Research edit

The concept was invented at Pennsylvania State University before 1992. Since then, several groups have studied antimatter-catalyzed micro fission/fusion engines in the lab.[8] Work has been performed at Lawrence Livermore National Laboratory on antiproton-initiated fusion as early as 2004.[9] In contrast to the large mass, complexity and recirculating power of conventional drivers for inertial confinement fusion (ICF), antiproton annihilation offers a specific energy of 90 MJ/μg and thus a unique form of energy packaging and delivery. In principle, antiproton drivers could provide a profound reduction in system mass for advanced space propulsion by ICF.

Antiproton-driven ICF is a speculative concept, and the handling of antiprotons and their required injection precision—temporally and spatially—will present significant technical challenges. The storage and manipulation of low-energy antiprotons, particularly in the form of antihydrogen, is a science in its infancy, and a large scale-up of antiproton production over present supply methods would be required to embark on a serious R&D programme for such applications.

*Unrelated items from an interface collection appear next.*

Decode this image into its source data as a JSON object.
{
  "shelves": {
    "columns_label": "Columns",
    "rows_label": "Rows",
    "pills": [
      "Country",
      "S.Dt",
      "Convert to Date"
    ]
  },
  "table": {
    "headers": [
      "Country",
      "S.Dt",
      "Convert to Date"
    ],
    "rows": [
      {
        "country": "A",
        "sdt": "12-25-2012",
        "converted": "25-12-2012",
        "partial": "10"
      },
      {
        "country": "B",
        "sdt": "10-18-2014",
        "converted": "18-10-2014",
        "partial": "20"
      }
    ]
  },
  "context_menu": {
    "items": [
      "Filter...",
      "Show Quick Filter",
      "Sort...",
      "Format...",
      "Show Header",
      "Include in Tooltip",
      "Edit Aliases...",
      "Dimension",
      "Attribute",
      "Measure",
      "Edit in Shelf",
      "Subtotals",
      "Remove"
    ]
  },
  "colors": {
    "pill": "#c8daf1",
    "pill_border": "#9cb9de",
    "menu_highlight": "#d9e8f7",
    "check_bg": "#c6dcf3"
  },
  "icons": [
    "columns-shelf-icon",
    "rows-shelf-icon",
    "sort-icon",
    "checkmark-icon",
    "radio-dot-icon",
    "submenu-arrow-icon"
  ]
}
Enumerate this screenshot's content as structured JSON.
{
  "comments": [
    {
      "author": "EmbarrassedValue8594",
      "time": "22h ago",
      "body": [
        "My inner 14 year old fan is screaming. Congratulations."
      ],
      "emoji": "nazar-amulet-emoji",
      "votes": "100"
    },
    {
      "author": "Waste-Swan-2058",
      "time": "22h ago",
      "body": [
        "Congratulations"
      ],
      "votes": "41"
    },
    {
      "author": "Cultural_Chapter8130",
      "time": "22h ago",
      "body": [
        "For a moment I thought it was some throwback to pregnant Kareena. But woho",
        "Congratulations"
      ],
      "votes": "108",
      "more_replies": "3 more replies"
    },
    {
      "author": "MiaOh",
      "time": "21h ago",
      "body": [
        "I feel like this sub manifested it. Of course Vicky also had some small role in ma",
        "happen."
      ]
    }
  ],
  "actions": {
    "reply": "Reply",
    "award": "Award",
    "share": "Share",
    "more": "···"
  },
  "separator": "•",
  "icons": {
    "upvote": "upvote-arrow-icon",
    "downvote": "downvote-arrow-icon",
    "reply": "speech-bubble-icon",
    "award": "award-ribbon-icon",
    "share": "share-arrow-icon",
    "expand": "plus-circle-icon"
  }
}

A record for antimatter storage of just over 1000 seconds, performed in the CERN facility, during 2011, was at the time a monumental leap from the millisecond timescales that previously were achievable.[10]

Total world-wide production of anti-protons in a period of a year is in the range of nanograms. The anti-matter trap (Mark 1 version) at Penn State University has the capacity for the storage of 10 billion for a period of approximately 168 hours. Project Icarus has given the estimated potential cost of production of 1 milligram of anti-proton as $100 billion.[11]

See also edit

References edit

  1. ^ Kircher, Scott. "fissionfusion". (University Alaska Fairbanks). Retrieved July 2, 2021.
  2. ^ "catalysis noun". (Merriam-Webster). Retrieved July 2, 2021.
  3. ^ Kircher. "Antimatter: Fission/Fusion Drive". Retrieved October 8, 2012.
  4. ^ David Olson, Pat Lee (June 3, 2010). "Nuclear Fusion. Chemical Explanation". Page 11.
  5. ^ "Types of Nuclear Weapons". The Nuclear Weapon Archive. 1.5.3 The Alarm Clock/Sloika (Layer Cake) Design.
  6. ^ Andre Gsponer, Jean-Pierre Hurni. "Antimatter weapons". Centre Universitaire d'Informatique. Université de Genève. Figure 2: Antimatter triggered hydrogne bomb.
  7. ^ Gsponer, Andre; Hurni, Jean-Pierre (2005). "Antimatter induced fusion and thermonuclear explosions". arXiv:physics/0507125.
  8. ^ "Antiproton-Catalyzed Microfission/Fusion Propulsion Systems For Exploration Of The Outer Solar System And Beyond" (PDF). Archived from the original (PDF) on August 24, 2012. Retrieved October 8, 2012.
  9. ^ Perkins; Orth; Tabak (2004). "On the utility of antiprotons as drivers for inertial confinement fusion" (PDF). Nuclear Fusion. 44 (10): 1097. Bibcode:2004NucFu..44.1097P. doi:10.1088/0029-5515/44/10/004. OSTI 15013833. S2CID 250744699. Retrieved August 1, 2018.
  10. ^ Alpha Collaboration; Andresen, G. B.; Ashkezari, M. D.; Baquero-Ruiz, M.; Bertsche, W.; Bowe, P. D.; Butler, E.; Cesar, C. L.; Charlton, M.; Deller, A.; Eriksson, S.; Fajans, J.; Friesen, T.; Fujiwara, M. C.; Gill, D. R.; Gutierrez, A.; Hangst, J. S.; Hardy, W. N.; Hayano, R. S.; Hayden, M. E.; Humphries, A. J.; Hydomako, R.; Jonsell, S.; Kemp, S. L.; Kurchaninov, L.; Madsen, N.; Menary, S.; Nolan, P.; Olchanski, K.; et al. (2011). "Confinement of antihydrogen for 1,000 seconds". Nature Physics. 7 (7): 558–564. arXiv:1104.4982. Bibcode:2011NatPh...7..558A. doi:10.1038/nphys2025. S2CID 17151882.
  11. ^ Obousy, Richard K. "Project Icarus: Antimatter Catalyzed Fusion Propulsion For Interstellar Missions Part 3. Antimatter Catalyzed Fusion Propulsion For Interstellar Missions" (PDF). (Icarus Interstellar Inc.). p. 12. Archived from the original (PDF) on December 21, 2018. Retrieved July 2, 2021.

External links edit

  • Page discussing the possibility of using antimatter as a trigger for a thermonuclear explosion
  • Paper discussing the number of antiprotons required to ignite a thermonuclear weapon.